    Nice thing about the Blizzards, you can bulldoze using scoop mode and if it gets to be too much, you can still angle the blade and start losing some snow off the trailing edge but you're still carrying more than a V or straight. Possibilities are just about endless with it.
     
  18. Detroitdan

    Detroitdan PlowSite.com Addict
    Messages: 1,937

    Ummm. Oops. That may have been a half hour well wasted.
    Hate to think I went off on somebody who was busting on someone else instead of me. Oh well, he didn't stick up for himself, so I'll do it for him. I don't agree that a 9 footer can be more productive, but I'll hear him out. I think maybe he was referring to how fast you can go and how far the blade can "throw" the snow to one side. He may have a point there, if you did too runs with each blade, perhaps the moldboard shape of the Fisher would allow the higher speed and further distance to the snow pushed away. Whereas the Blizzard going slower would have a larger, heavier windrow that you have to move with the next pass. But I don't know if I believe that, my 810 has a pretty radical curl to it. Then again, the Fisher probably has that nice snowfoil. And maybe more blade height.

    God forbid somebody benefit from someone elses experience rather than get it themselves.
     
  19. Mark Oomkes

    Mark Oomkes PlowSite Fanatic
    Messages: 10,855

    I'd have to argue about the rolling ability of the Fisher being better than the Blizzard as well. The only plow I've owned that has rolled better than my Blizzards would be..........trying to think of one. OK, my Blizzards roll better than any of them as well. That would include Meyer, Western, Polar (biggest POS in the world) Boss straight, Fisher straight, Viking, Monroe and Daniels.

    PS If you think you wasted time, go back and look at all the time SnoFarmer, ECS and I wasted with LLM Ann Arbor last year. :dizzy: :eek: :dizzy: :cry:
     
  20. rtm038

    rtm038 Senior Member
    from NJ
    Messages: 231

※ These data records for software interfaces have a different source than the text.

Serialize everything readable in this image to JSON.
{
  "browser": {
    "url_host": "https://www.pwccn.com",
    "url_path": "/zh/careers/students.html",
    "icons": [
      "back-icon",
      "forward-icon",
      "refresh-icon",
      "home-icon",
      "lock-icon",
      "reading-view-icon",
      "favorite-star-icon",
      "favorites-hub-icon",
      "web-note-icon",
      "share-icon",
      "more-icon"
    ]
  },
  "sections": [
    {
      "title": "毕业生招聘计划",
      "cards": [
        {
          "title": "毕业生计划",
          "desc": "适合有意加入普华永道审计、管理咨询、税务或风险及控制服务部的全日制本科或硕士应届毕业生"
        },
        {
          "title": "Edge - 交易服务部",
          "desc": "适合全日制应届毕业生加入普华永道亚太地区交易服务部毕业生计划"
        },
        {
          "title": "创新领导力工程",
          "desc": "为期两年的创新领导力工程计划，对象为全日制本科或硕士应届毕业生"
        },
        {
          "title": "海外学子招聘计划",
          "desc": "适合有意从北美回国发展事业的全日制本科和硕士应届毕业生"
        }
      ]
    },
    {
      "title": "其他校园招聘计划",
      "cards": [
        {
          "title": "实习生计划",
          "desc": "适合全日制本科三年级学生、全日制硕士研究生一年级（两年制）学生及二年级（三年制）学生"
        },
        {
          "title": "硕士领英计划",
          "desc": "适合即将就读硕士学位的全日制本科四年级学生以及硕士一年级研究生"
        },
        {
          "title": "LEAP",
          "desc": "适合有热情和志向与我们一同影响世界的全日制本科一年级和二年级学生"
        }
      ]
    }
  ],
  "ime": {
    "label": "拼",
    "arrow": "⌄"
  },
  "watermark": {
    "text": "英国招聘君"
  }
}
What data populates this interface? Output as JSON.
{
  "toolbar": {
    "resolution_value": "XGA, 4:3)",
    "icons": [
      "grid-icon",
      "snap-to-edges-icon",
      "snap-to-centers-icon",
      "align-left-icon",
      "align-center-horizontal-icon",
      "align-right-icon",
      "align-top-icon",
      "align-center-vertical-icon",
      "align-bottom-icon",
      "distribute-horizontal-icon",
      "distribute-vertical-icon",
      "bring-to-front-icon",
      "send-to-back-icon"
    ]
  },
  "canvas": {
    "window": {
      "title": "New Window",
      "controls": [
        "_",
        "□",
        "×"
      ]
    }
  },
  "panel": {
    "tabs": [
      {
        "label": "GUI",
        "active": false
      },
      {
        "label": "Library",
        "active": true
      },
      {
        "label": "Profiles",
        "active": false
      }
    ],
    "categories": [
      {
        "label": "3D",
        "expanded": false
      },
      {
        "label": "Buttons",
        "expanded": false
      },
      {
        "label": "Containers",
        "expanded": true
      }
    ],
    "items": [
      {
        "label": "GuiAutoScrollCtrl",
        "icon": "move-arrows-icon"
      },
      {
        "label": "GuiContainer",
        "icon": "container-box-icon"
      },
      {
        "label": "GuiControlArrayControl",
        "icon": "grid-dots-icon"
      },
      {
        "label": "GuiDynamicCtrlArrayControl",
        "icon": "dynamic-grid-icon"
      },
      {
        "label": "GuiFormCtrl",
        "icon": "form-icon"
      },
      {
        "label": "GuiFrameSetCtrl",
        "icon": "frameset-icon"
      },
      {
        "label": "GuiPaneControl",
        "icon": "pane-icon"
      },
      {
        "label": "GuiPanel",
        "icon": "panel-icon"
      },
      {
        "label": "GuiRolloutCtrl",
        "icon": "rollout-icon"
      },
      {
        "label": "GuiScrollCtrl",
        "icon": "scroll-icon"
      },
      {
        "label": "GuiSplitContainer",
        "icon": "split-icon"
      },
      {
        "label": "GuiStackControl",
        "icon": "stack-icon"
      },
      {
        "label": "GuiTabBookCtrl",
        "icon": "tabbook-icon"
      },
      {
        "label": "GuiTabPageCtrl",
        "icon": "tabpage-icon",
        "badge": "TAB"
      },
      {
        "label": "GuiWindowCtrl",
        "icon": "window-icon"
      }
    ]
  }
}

    O.K. everyone, I'll assume you're all talking about me with regards to whether or not a Fisher is more productive than a Blizzard. When did I say that a 9' Fisher X-Blade was more productive than an 810 Blizzard? I'm not bashing Blizzards, just posting my particular experiences with the 810. Whould I buy another 810, probably not. However, I'd think of buying an 8611LP if they weren't so much money, if I had my own commercial lots and Blizzard came out with a better choice of controllers.
     
    Last edited: Oct 8, 2007